Constructing now

"Received your email to order REX.  Price 2,300 plus $90shipping.  Interested in lighting option for $200 extra all I need someone to contact me for order.  My # 917 841 xxxx you can call anytime.
I have ordered models from Motion Models and SD Model Makers wish I would have found you sooner.  Anthony L."

Love the REX. I would like to commission for your company to build this ship for me. I immigrated to America on this ship in 1952... I'm asking for a length of 42" and obviously as much detail as possible. This is very important to me. Can you get back to me at your convenience also I would want it built to scale. Thank much.  Anthony L."

Do your due diligence. When you are about to purchase an ocean liner model ship from another seller, ask for large photos.  Make sure that you can see clearly if the ship's windows are "real" or just dark decal ?  Lower end model ships have plenty of decal.   Please click on the link below for some analyses that we were paid to performed in the past:

                                           Analyses of low-end ocean liner models
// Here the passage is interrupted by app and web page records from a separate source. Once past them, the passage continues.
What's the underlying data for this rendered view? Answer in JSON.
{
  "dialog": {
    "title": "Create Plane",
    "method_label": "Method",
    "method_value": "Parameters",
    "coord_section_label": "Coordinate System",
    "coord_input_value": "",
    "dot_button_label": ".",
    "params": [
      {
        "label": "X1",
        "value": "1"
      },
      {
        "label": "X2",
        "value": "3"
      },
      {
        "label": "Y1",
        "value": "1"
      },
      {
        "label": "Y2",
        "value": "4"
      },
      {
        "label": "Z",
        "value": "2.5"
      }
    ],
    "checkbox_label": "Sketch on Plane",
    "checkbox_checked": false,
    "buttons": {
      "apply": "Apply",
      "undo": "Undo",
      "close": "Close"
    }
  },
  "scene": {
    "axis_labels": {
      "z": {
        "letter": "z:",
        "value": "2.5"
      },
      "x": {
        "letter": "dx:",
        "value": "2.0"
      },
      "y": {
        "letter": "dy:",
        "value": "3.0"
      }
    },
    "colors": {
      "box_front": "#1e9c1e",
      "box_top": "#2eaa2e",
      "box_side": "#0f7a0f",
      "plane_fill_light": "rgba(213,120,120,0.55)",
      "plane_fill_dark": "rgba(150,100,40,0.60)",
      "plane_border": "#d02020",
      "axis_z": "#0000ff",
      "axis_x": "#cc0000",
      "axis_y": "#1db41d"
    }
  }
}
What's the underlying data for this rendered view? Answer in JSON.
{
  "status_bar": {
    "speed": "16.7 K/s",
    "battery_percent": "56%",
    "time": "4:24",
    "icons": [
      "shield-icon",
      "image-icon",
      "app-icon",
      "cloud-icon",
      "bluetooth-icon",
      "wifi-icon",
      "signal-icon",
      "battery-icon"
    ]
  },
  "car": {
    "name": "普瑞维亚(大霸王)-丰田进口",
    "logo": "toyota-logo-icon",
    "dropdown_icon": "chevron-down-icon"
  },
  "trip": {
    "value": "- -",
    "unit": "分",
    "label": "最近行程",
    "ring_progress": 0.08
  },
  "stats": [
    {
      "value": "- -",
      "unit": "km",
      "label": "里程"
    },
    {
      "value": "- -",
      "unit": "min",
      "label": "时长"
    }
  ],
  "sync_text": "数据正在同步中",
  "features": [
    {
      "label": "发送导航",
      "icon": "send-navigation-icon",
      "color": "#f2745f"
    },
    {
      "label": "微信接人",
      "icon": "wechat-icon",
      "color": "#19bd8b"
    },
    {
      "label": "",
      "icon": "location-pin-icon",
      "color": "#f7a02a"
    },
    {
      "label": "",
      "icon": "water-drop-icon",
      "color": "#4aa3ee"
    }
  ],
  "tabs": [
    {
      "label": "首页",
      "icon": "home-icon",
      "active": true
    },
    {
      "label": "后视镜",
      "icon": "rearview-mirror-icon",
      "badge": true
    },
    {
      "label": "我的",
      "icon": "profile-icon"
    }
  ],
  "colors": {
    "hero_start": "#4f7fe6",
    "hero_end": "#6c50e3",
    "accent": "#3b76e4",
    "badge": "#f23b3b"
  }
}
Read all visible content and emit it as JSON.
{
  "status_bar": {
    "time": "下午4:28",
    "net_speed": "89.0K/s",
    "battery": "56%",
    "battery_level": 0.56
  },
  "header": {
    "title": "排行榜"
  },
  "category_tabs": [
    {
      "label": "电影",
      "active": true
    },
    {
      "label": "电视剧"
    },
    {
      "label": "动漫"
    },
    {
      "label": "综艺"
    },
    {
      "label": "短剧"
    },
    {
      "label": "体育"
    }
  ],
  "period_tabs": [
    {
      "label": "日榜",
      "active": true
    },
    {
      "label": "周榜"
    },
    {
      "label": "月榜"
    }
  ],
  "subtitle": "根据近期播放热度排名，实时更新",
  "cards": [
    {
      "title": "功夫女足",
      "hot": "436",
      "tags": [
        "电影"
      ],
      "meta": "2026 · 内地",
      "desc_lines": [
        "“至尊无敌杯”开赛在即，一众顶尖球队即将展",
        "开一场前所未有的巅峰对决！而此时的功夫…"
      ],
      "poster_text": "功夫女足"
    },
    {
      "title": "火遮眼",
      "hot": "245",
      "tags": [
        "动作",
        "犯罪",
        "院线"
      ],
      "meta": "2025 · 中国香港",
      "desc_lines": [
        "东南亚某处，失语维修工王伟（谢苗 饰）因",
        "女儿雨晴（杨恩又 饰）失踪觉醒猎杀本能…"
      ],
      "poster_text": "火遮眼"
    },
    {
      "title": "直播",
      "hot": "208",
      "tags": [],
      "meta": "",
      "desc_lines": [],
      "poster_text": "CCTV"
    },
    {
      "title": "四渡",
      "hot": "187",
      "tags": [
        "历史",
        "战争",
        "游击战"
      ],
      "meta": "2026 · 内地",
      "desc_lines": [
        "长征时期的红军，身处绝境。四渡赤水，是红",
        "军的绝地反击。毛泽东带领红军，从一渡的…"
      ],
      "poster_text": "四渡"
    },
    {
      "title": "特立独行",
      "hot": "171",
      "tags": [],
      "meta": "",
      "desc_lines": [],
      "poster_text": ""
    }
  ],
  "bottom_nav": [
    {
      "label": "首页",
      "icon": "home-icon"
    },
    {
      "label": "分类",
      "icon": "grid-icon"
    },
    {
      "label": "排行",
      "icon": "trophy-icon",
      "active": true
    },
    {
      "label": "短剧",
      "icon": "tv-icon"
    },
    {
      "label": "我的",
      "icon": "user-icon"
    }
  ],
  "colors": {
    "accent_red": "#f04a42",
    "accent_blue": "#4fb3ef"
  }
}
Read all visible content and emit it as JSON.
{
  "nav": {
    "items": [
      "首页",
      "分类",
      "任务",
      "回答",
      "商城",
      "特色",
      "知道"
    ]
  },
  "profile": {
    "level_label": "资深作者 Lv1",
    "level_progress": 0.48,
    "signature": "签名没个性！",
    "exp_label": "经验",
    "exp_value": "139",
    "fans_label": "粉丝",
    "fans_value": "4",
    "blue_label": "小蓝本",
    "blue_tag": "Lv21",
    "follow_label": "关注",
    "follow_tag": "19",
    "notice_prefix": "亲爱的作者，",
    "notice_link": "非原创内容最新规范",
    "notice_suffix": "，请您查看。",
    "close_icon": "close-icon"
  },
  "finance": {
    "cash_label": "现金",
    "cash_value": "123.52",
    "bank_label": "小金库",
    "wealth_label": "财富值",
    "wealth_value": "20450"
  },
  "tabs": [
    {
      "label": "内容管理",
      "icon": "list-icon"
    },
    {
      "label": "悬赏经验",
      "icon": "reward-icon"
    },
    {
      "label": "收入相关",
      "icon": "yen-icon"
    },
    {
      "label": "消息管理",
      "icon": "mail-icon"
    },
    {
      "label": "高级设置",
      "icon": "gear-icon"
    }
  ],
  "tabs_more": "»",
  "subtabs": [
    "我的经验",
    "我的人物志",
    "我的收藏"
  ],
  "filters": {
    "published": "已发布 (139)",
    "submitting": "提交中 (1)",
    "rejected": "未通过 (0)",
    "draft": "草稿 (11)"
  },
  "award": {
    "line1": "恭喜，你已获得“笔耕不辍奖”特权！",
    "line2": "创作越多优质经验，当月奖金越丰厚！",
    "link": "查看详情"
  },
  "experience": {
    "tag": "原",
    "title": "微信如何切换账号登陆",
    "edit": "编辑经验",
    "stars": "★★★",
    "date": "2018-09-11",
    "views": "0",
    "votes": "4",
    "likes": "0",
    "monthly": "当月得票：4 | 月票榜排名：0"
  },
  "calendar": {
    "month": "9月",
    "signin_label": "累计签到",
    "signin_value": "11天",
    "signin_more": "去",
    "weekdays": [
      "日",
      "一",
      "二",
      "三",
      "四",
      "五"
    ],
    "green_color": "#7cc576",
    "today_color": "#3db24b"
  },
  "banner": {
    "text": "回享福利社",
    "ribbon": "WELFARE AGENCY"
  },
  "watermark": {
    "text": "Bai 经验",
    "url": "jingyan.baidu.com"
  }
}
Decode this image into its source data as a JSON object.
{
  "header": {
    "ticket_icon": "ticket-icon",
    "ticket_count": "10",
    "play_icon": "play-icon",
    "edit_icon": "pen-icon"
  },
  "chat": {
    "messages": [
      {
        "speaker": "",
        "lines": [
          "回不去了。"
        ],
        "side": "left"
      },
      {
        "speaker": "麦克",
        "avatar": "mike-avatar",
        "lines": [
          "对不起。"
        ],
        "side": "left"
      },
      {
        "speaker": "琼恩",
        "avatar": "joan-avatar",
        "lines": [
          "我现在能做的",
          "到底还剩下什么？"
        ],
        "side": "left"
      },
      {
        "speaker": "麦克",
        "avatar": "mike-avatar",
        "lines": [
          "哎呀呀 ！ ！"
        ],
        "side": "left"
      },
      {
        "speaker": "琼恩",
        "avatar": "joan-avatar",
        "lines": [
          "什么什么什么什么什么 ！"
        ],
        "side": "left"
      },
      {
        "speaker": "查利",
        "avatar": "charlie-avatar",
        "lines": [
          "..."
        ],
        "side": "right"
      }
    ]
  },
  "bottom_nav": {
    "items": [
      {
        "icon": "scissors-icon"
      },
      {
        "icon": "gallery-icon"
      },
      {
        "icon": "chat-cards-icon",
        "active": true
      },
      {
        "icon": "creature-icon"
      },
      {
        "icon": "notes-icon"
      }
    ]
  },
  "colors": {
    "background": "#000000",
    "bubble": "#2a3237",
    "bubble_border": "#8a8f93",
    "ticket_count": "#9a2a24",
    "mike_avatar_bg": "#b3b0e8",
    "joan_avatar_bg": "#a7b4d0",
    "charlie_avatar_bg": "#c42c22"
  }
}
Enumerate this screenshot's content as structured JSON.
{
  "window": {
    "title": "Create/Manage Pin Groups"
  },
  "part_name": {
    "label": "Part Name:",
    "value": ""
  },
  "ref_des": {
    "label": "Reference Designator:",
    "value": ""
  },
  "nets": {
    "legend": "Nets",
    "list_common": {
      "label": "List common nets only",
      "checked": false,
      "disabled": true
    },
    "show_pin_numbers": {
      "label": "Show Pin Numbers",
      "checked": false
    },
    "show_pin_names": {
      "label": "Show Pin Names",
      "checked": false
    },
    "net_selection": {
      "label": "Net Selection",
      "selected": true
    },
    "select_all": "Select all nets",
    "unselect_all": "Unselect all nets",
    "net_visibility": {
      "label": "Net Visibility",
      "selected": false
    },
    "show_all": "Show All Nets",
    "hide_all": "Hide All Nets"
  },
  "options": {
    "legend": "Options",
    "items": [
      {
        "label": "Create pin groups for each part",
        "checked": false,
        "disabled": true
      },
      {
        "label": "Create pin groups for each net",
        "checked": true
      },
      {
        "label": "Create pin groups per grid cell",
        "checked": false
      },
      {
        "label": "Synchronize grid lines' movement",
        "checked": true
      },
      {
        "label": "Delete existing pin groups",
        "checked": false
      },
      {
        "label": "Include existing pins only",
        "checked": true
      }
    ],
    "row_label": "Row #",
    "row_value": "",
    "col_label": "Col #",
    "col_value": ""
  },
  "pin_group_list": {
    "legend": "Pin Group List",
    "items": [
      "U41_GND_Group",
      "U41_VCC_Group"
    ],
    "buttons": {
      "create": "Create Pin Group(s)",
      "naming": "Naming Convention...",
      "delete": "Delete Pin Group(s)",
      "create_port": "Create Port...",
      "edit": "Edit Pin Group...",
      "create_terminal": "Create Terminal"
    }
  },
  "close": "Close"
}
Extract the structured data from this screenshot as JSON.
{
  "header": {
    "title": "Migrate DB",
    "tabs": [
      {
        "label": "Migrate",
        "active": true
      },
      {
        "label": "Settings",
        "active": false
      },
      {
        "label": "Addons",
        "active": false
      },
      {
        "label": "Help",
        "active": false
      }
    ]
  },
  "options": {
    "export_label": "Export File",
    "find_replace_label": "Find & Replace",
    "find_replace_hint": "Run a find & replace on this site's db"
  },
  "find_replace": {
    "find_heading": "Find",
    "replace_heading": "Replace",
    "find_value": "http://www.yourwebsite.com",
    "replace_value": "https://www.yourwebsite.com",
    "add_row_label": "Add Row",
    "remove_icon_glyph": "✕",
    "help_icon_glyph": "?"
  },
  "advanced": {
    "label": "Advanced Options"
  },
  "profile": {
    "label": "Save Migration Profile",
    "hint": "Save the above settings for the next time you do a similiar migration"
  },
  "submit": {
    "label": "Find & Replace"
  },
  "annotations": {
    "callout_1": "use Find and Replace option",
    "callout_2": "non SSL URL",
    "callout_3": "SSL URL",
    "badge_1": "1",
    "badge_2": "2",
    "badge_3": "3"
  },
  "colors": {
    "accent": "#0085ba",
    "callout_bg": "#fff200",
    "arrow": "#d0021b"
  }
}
We are sorry for the "sold out" status on many ocean liner models, due to a surge of interest in 2014 and continue to 2017.  These models won't be built again until all custom orders are clear.